(YOUR OBJECTIVE): Go through the data below and gather each line containing "Octavia".

(Excerpts from an interface dataset)
§
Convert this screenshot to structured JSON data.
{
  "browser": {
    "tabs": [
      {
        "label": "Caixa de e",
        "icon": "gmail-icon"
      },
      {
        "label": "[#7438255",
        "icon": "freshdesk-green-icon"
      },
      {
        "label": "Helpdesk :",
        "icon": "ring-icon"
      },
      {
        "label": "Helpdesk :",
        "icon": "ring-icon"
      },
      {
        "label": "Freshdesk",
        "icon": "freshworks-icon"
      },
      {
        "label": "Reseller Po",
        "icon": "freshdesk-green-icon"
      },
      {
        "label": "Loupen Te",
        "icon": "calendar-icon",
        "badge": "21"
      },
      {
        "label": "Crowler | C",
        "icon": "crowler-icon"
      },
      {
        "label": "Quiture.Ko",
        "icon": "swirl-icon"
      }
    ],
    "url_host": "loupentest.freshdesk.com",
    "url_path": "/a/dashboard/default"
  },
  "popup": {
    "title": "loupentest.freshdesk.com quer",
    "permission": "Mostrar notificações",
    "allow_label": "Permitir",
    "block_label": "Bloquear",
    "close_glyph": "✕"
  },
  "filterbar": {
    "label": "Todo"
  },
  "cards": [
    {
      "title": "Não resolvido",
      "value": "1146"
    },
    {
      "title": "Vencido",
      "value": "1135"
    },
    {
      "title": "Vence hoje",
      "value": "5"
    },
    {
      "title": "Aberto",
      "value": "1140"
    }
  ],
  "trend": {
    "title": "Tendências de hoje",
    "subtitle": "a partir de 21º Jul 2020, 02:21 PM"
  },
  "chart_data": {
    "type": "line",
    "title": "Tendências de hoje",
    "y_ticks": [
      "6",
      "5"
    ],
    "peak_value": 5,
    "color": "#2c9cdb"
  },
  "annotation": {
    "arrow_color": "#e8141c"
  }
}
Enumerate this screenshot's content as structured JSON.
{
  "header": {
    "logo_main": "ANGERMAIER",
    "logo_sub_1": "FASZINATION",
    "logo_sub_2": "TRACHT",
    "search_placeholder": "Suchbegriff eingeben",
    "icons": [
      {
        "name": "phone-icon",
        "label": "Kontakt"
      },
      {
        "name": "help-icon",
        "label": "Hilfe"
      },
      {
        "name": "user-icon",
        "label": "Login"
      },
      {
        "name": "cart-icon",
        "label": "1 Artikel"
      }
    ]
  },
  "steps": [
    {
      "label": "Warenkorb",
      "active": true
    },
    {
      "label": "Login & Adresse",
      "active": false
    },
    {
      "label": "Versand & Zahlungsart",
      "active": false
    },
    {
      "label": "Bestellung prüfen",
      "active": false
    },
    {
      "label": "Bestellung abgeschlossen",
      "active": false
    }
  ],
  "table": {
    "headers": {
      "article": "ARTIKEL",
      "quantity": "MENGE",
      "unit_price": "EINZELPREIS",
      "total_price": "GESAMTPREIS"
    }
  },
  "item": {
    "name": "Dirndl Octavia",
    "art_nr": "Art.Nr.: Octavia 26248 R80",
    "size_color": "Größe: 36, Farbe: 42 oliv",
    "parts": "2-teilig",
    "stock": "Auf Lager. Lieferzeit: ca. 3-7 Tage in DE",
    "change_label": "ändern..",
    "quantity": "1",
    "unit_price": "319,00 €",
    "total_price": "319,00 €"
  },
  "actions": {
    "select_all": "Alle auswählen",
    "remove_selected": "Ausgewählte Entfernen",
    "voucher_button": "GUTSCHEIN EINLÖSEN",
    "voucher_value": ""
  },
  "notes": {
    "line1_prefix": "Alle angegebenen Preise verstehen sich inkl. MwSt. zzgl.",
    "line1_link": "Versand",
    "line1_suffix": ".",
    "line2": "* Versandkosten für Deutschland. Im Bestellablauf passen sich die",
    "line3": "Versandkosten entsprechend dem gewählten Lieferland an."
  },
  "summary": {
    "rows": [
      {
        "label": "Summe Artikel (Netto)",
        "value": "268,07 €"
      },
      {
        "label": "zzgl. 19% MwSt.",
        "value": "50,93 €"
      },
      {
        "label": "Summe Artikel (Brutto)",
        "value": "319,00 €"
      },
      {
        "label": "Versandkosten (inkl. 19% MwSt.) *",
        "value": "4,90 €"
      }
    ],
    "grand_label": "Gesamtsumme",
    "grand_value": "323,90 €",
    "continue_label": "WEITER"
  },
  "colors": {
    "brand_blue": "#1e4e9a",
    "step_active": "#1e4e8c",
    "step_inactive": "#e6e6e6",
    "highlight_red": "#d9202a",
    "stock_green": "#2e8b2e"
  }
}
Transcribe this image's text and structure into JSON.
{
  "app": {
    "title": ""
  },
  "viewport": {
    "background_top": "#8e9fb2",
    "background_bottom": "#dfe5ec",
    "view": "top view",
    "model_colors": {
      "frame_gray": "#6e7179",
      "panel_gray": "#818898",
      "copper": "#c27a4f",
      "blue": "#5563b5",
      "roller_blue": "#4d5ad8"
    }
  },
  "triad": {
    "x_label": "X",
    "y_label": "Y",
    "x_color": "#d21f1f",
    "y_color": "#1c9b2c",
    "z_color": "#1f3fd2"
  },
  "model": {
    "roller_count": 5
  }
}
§
(ANSWER SECTION):
    "name": "Dirndl Octavia",
    "art_nr": "Art.Nr.: Octavia 26248 R80",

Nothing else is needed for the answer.